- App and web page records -
————
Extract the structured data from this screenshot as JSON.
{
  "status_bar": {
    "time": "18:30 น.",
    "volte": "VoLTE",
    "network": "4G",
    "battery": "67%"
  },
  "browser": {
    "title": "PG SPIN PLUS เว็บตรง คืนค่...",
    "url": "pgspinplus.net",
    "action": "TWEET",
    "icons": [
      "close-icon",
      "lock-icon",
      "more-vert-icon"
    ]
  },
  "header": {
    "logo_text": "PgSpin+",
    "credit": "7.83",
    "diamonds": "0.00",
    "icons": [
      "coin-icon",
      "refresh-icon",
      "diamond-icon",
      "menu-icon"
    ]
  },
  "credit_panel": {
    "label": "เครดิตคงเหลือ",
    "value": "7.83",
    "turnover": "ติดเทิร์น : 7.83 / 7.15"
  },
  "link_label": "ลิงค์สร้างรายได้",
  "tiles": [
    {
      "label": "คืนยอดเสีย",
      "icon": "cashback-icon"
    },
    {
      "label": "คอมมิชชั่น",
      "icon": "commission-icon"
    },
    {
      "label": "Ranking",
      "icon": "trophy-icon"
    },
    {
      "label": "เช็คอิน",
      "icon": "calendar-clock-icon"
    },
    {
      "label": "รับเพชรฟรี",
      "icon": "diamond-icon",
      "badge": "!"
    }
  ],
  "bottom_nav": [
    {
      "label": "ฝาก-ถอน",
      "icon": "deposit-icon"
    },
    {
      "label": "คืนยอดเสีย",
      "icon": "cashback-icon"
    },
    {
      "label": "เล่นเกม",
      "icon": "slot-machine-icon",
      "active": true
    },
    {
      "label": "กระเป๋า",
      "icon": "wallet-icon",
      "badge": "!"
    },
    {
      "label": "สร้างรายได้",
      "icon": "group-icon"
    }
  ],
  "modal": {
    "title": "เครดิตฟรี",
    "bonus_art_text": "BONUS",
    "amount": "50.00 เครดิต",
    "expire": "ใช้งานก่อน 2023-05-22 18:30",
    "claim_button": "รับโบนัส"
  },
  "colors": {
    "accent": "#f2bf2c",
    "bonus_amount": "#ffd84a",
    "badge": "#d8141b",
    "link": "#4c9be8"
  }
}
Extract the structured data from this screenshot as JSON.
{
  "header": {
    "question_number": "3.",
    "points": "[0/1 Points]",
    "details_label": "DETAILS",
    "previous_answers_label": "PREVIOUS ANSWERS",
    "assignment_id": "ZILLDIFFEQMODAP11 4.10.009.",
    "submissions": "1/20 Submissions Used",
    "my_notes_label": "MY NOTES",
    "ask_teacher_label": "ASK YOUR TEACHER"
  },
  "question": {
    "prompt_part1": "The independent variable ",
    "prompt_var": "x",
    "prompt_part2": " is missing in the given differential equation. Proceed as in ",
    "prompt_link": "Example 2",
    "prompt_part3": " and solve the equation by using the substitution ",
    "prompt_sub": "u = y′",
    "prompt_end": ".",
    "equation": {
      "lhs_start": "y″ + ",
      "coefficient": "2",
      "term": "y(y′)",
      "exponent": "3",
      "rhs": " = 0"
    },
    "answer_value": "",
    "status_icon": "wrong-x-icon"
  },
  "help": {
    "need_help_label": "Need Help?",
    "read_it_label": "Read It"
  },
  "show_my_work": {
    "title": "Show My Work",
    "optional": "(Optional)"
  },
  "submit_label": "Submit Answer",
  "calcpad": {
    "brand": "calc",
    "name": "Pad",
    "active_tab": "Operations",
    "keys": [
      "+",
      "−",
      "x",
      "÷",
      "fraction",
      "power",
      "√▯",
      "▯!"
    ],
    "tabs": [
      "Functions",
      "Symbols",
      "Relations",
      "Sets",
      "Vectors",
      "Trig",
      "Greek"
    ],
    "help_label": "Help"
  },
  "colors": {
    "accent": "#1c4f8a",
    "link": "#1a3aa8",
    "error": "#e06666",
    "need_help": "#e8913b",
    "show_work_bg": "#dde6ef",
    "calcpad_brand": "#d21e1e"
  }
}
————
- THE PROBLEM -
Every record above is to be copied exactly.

- TASK ANSWER -
Extract the structured data from this screenshot as JSON.
{
  "status_bar": {
    "time": "18:30 น.",
    "volte": "VoLTE",
    "network": "4G",
    "battery": "67%"
  },
  "browser": {
    "title": "PG SPIN PLUS เว็บตรง คืนค่...",
    "url": "pgspinplus.net",
    "action": "TWEET",
    "icons": [
      "close-icon",
      "lock-icon",
      "more-vert-icon"
    ]
  },
  "header": {
    "logo_text": "PgSpin+",
    "credit": "7.83",
    "diamonds": "0.00",
    "icons": [
      "coin-icon",
      "refresh-icon",
      "diamond-icon",
      "menu-icon"
    ]
  },
  "credit_panel": {
    "label": "เครดิตคงเหลือ",
    "value": "7.83",
    "turnover": "ติดเทิร์น : 7.83 / 7.15"
  },
  "link_label": "ลิงค์สร้างรายได้",
  "tiles": [
    {
      "label": "คืนยอดเสีย",
      "icon": "cashback-icon"
    },
    {
      "label": "คอมมิชชั่น",
      "icon": "commission-icon"
    },
    {
      "label": "Ranking",
      "icon": "trophy-icon"
    },
    {
      "label": "เช็คอิน",
      "icon": "calendar-clock-icon"
    },
    {
      "label": "รับเพชรฟรี",
      "icon": "diamond-icon",
      "badge": "!"
    }
  ],
  "bottom_nav": [
    {
      "label": "ฝาก-ถอน",
      "icon": "deposit-icon"
    },
    {
      "label": "คืนยอดเสีย",
      "icon": "cashback-icon"
    },
    {
      "label": "เล่นเกม",
      "icon": "slot-machine-icon",
      "active": true
    },
    {
      "label": "กระเป๋า",
      "icon": "wallet-icon",
      "badge": "!"
    },
    {
      "label": "สร้างรายได้",
      "icon": "group-icon"
    }
  ],
  "modal": {
    "title": "เครดิตฟรี",
    "bonus_art_text": "BONUS",
    "amount": "50.00 เครดิต",
    "expire": "ใช้งานก่อน 2023-05-22 18:30",
    "claim_button": "รับโบนัส"
  },
  "colors": {
    "accent": "#f2bf2c",
    "bonus_amount": "#ffd84a",
    "badge": "#d8141b",
    "link": "#4c9be8"
  }
}
Extract the structured data from this screenshot as JSON.
{
  "header": {
    "question_number": "3.",
    "points": "[0/1 Points]",
    "details_label": "DETAILS",
    "previous_answers_label": "PREVIOUS ANSWERS",
    "assignment_id": "ZILLDIFFEQMODAP11 4.10.009.",
    "submissions": "1/20 Submissions Used",
    "my_notes_label": "MY NOTES",
    "ask_teacher_label": "ASK YOUR TEACHER"
  },
  "question": {
    "prompt_part1": "The independent variable ",
    "prompt_var": "x",
    "prompt_part2": " is missing in the given differential equation. Proceed as in ",
    "prompt_link": "Example 2",
    "prompt_part3": " and solve the equation by using the substitution ",
    "prompt_sub": "u = y′",
    "prompt_end": ".",
    "equation": {
      "lhs_start": "y″ + ",
      "coefficient": "2",
      "term": "y(y′)",
      "exponent": "3",
      "rhs": " = 0"
    },
    "answer_value": "",
    "status_icon": "wrong-x-icon"
  },
  "help": {
    "need_help_label": "Need Help?",
    "read_it_label": "Read It"
  },
  "show_my_work": {
    "title": "Show My Work",
    "optional": "(Optional)"
  },
  "submit_label": "Submit Answer",
  "calcpad": {
    "brand": "calc",
    "name": "Pad",
    "active_tab": "Operations",
    "keys": [
      "+",
      "−",
      "x",
      "÷",
      "fraction",
      "power",
      "√▯",
      "▯!"
    ],
    "tabs": [
      "Functions",
      "Symbols",
      "Relations",
      "Sets",
      "Vectors",
      "Trig",
      "Greek"
    ],
    "help_label": "Help"
  },
  "colors": {
    "accent": "#1c4f8a",
    "link": "#1a3aa8",
    "error": "#e06666",
    "need_help": "#e8913b",
    "show_work_bg": "#dde6ef",
    "calcpad_brand": "#d21e1e"
  }
}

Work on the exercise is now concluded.